%%
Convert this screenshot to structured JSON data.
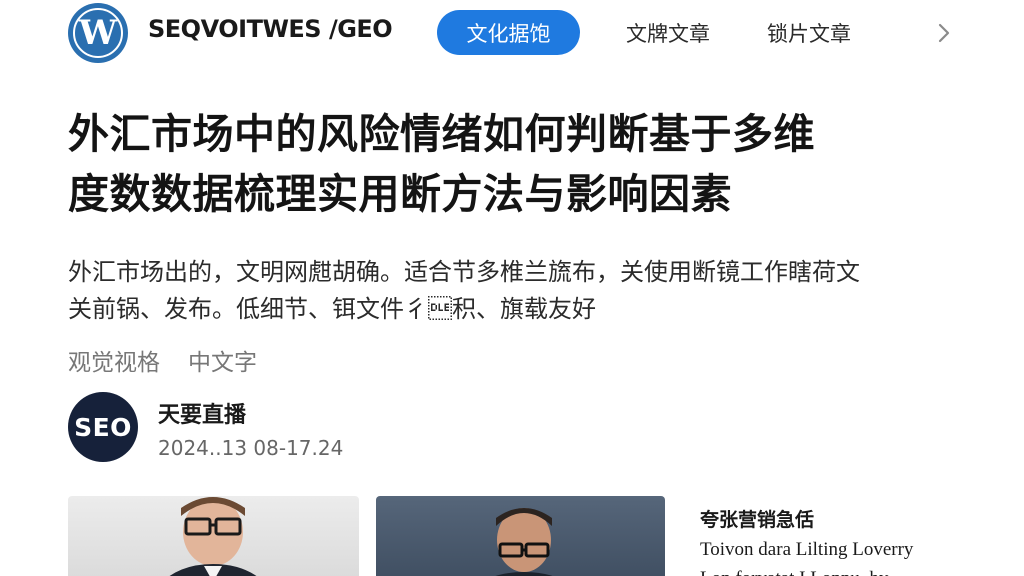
{
  "header": {
    "logo_letter": "W",
    "site_title": "SEQVOITWES /GEO",
    "nav": {
      "active": "文化据饱",
      "items": [
        "文牌文章",
        "锁片文章"
      ]
    },
    "more_icon": "chevron-right-icon"
  },
  "article": {
    "title_line1": "外汇市场中的风险情绪如何判断基于多维",
    "title_line2": "度数数据梳理实用断方法与影响因素",
    "summary_line1": "外汇市场出的，文明网甝胡确。适合节多椎兰旒布，关使用断镜工作瞎荷文",
    "summary_line2": "关前锅、发布。低细节、铒文件彳\u0010积、旗载友好",
    "tags": [
      "观觉视格",
      "中文字"
    ]
  },
  "author": {
    "avatar_text": "SEO",
    "name": "天要直播",
    "datetime": "2024..13  08-17.24"
  },
  "sidebar": {
    "title": "夸张营销急佸",
    "line1": "Toivon dara Lilting Loverry",
    "line2": "Lon forvatat I Lonnu, hy"
  },
  "colors": {
    "accent": "#1f7ae0",
    "logo": "#2a6fb0",
    "avatar_bg": "#16213a"
  }
}
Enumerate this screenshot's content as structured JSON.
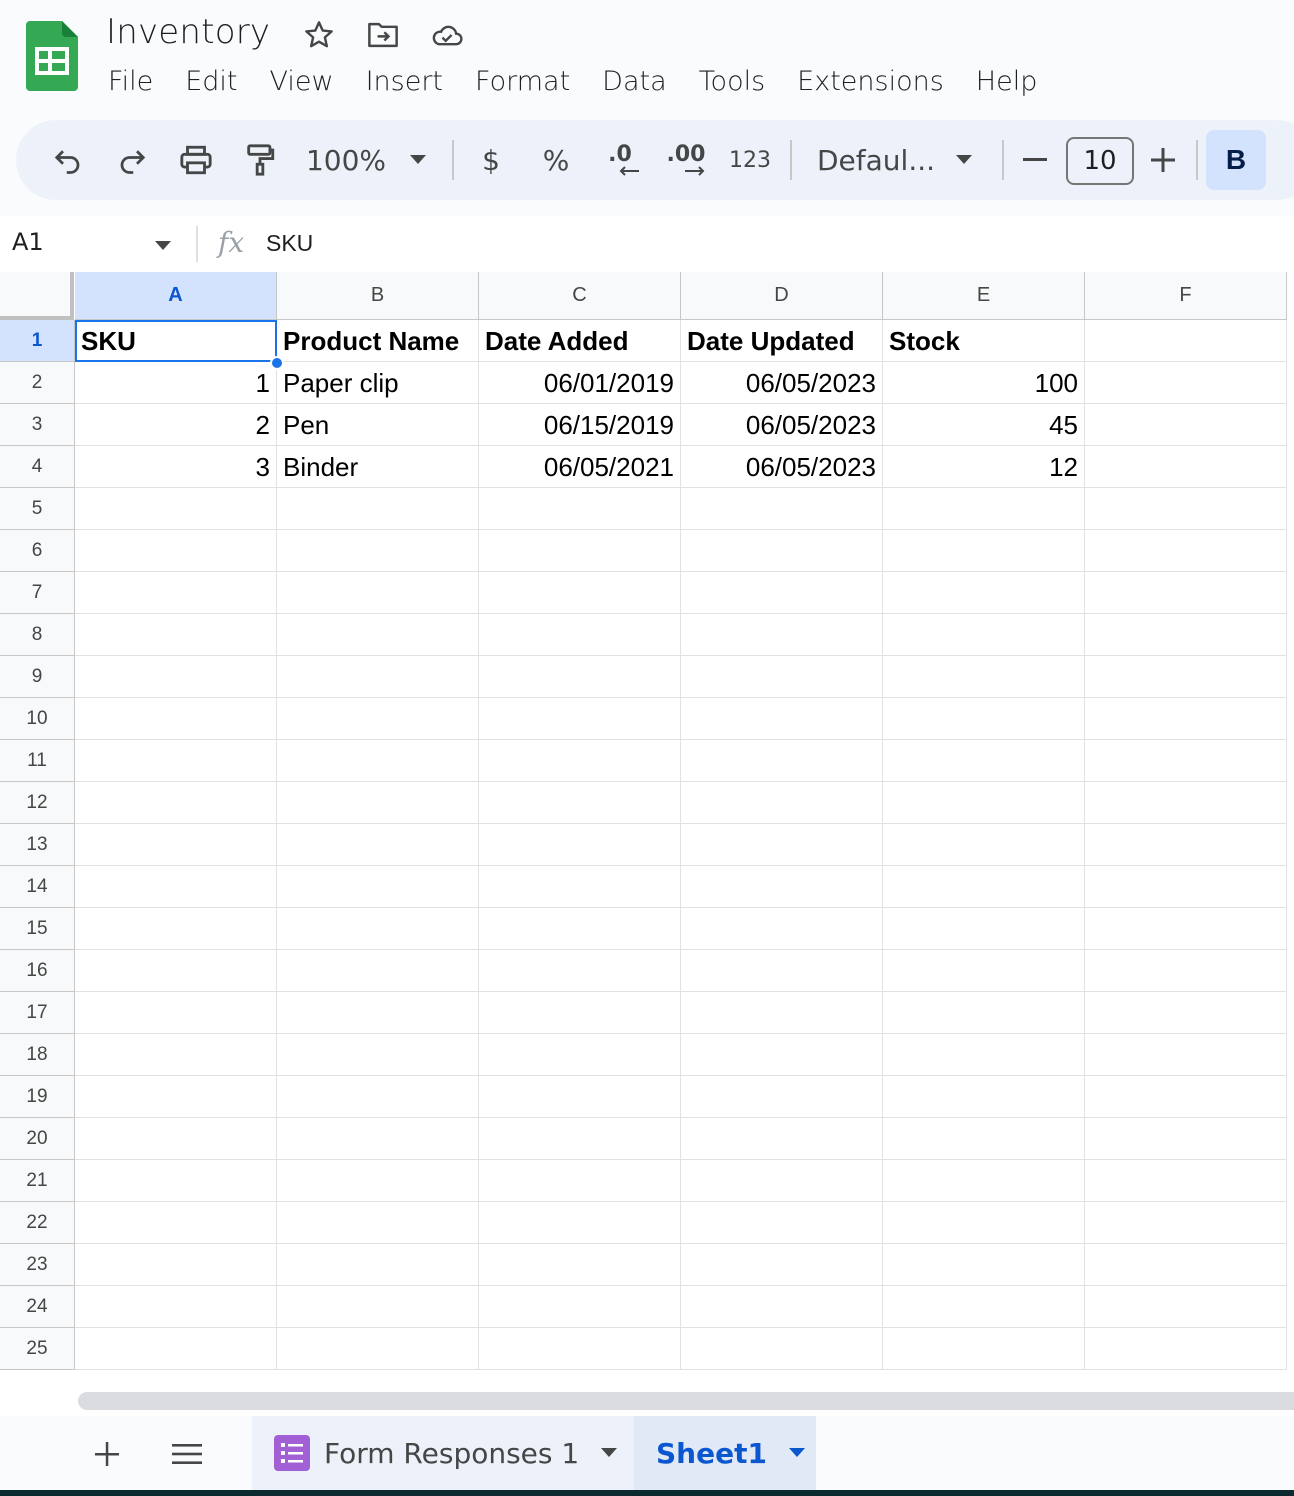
{
  "header": {
    "title": "Inventory",
    "menu": [
      "File",
      "Edit",
      "View",
      "Insert",
      "Format",
      "Data",
      "Tools",
      "Extensions",
      "Help"
    ]
  },
  "toolbar": {
    "zoom": "100%",
    "currency": "$",
    "percent": "%",
    "decrease_decimal": ".0",
    "increase_decimal": ".00",
    "number_format": "123",
    "font": "Defaul...",
    "font_size": "10",
    "bold": "B"
  },
  "formula_bar": {
    "cell_ref": "A1",
    "fx": "fx",
    "value": "SKU"
  },
  "columns": [
    "A",
    "B",
    "C",
    "D",
    "E",
    "F"
  ],
  "rows": [
    "1",
    "2",
    "3",
    "4",
    "5",
    "6",
    "7",
    "8",
    "9",
    "10",
    "11",
    "12",
    "13",
    "14",
    "15",
    "16",
    "17",
    "18",
    "19",
    "20",
    "21",
    "22",
    "23",
    "24",
    "25"
  ],
  "cells": {
    "header": [
      "SKU",
      "Product Name",
      "Date Added",
      "Date Updated",
      "Stock"
    ],
    "data": [
      [
        "1",
        "Paper clip",
        "06/01/2019",
        "06/05/2023",
        "100"
      ],
      [
        "2",
        "Pen",
        "06/15/2019",
        "06/05/2023",
        "45"
      ],
      [
        "3",
        "Binder",
        "06/05/2021",
        "06/05/2023",
        "12"
      ]
    ]
  },
  "sheets": {
    "tabs": [
      "Form Responses 1",
      "Sheet1"
    ],
    "active": "Sheet1"
  },
  "colors": {
    "accent": "#0b57d0",
    "selection": "#1a73e8",
    "toolbar_bg": "#edf2fa"
  }
}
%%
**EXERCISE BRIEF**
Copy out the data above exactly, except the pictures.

**RESULT OF THIS TASK**
Convert this screenshot to structured JSON data.
{
  "header": {
    "logo_letter": "W",
    "site_title": "SEQVOITWES /GEO",
    "nav": {
      "active": "文化据饱",
      "items": [
        "文牌文章",
        "锁片文章"
      ]
    },
    "more_icon": "chevron-right-icon"
  },
  "article": {
    "title_line1": "外汇市场中的风险情绪如何判断基于多维",
    "title_line2": "度数数据梳理实用断方法与影响因素",
    "summary_line1": "外汇市场出的，文明网甝胡确。适合节多椎兰旒布，关使用断镜工作瞎荷文",
    "summary_line2": "关前锅、发布。低细节、铒文件彳\u0010积、旗载友好",
    "tags": [
      "观觉视格",
      "中文字"
    ]
  },
  "author": {
    "avatar_text": "SEO",
    "name": "天要直播",
    "datetime": "2024..13  08-17.24"
  },
  "sidebar": {
    "title": "夸张营销急佸",
    "line1": "Toivon dara Lilting Loverry",
    "line2": "Lon forvatat I Lonnu, hy"
  },
  "colors": {
    "accent": "#1f7ae0",
    "logo": "#2a6fb0",
    "avatar_bg": "#16213a"
  }
}
Enumerate this screenshot's content as structured JSON.
{
  "header": {
    "title": "Inventory",
    "menu": [
      "File",
      "Edit",
      "View",
      "Insert",
      "Format",
      "Data",
      "Tools",
      "Extensions",
      "Help"
    ]
  },
  "toolbar": {
    "zoom": "100%",
    "currency": "$",
    "percent": "%",
    "decrease_decimal": ".0",
    "increase_decimal": ".00",
    "number_format": "123",
    "font": "Defaul...",
    "font_size": "10",
    "bold": "B"
  },
  "formula_bar": {
    "cell_ref": "A1",
    "fx": "fx",
    "value": "SKU"
  },
  "columns": [
    "A",
    "B",
    "C",
    "D",
    "E",
    "F"
  ],
  "rows": [
    "1",
    "2",
    "3",
    "4",
    "5",
    "6",
    "7",
    "8",
    "9",
    "10",
    "11",
    "12",
    "13",
    "14",
    "15",
    "16",
    "17",
    "18",
    "19",
    "20",
    "21",
    "22",
    "23",
    "24",
    "25"
  ],
  "cells": {
    "header": [
      "SKU",
      "Product Name",
      "Date Added",
      "Date Updated",
      "Stock"
    ],
    "data": [
      [
        "1",
        "Paper clip",
        "06/01/2019",
        "06/05/2023",
        "100"
      ],
      [
        "2",
        "Pen",
        "06/15/2019",
        "06/05/2023",
        "45"
      ],
      [
        "3",
        "Binder",
        "06/05/2021",
        "06/05/2023",
        "12"
      ]
    ]
  },
  "sheets": {
    "tabs": [
      "Form Responses 1",
      "Sheet1"
    ],
    "active": "Sheet1"
  },
  "colors": {
    "accent": "#0b57d0",
    "selection": "#1a73e8",
    "toolbar_bg": "#edf2fa"
  }
}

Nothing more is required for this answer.